A positive easement (also called an affirmative easement) allows the easement holder the legal right to do something on the easement grantor's land.

This right might be, for example, to walk or drive through the grantor's property on the way to your own land. The party that benefits from the easement –in this case, the party that can use the other property– is called the dominant estate.

In contrast, a negative easement gives the easement holder the right to prevent the easement grantor from doing something on their property, such as building a structure that blocks sunlight or a scenic view. The party that must allow the other party to use their property is called the servient estate.

What Are the Different Types of Easements?

Under those broad distinctions, there are several types of easements. Here are the ones property owners are most likely to encounter when selling or purchasing real estate.

Utility easement

A utility easement gives public utility workers legal access to private property for the purpose of installing or maintaining equipment.

Some utility easements put limits on what property owners can and cannot do on their property. For instance, a utility easement may specify that you cannot plant trees or build structures that could interfere with power lines.

Private easement

A private easement is given or sold by one property owner to another party, often a neighboring property owner. For example, a neighbor may want to cross your land to reach a nearby pond or trail system.

You have the right to either grant or refuse a private easement. However, a private easement can affect future owners of your property. Homebuyers should always check for the existence of private easements before buying a property.

Easement in gross

An easement in gross is an agreement between two different parties that is not tied to the future of the property, but rather to the individual who makes the agreement.

This type of easement is typically considered irrevocable for the grantor's life, but it can be regarded as void if that individual sells the property in question.

Here's an example of an easement in gross: a homeowner allows a neighbor to use a path through the homeowner's property as a shortcut to the neighbor's property.
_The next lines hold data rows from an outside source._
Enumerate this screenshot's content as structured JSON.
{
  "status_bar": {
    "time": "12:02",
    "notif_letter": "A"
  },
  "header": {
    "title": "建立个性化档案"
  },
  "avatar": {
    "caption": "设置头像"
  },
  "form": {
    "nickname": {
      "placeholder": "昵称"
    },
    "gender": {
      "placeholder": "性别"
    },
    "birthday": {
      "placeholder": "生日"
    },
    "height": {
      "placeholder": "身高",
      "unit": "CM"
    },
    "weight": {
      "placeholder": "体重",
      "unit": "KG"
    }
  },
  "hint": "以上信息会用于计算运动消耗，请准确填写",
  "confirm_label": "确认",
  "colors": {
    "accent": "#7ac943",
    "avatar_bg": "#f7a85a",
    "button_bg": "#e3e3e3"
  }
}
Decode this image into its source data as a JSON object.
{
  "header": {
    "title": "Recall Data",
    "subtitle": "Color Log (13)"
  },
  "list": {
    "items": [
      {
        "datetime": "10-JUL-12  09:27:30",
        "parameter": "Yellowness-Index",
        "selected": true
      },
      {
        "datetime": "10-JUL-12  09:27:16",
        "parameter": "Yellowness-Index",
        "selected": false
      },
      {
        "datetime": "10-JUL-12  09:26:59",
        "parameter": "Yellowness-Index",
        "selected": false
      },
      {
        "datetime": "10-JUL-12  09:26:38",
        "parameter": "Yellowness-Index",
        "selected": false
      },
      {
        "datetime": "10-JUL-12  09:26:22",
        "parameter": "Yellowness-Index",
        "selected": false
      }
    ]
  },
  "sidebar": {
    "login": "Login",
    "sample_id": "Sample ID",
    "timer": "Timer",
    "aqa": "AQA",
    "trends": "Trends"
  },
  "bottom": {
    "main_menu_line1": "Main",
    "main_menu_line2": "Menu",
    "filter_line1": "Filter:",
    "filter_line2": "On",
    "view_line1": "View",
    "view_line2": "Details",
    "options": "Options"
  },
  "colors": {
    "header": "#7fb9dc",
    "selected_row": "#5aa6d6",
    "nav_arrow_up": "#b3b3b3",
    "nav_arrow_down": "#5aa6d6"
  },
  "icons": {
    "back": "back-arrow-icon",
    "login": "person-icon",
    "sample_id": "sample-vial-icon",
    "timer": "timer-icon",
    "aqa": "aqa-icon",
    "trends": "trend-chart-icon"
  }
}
If the easement grantor passes away or sells the property, the new property owner may choose not to honor the agreement.

Another example is that a utility company that has an easement of gross cannot transfer that right to another company without the property owner's consent.

Easement appurtenant

Unlike an easement in gross, an easement appurtenant is tied to the land and is transferred with the deed to the property.

An example of an easement appurtenant is a footpath through your property that allows other community residents access to a public beach. This easement would be listed on the title to the property and would transfer to any new owner.

Easement by prescription

An easement by prescription (also called a prescriptive easement) is created when someone has been using another person's land for a continuous and uninterrupted period of time as if an easement existed.

For example, someone could file for an easement by prescription to continue using your dock or a path through your property. Typically, the ongoing use of the property needs to have been obvious and observable for a number of years, which can vary by state.

Helpful Resources:

Cornell Law - Easement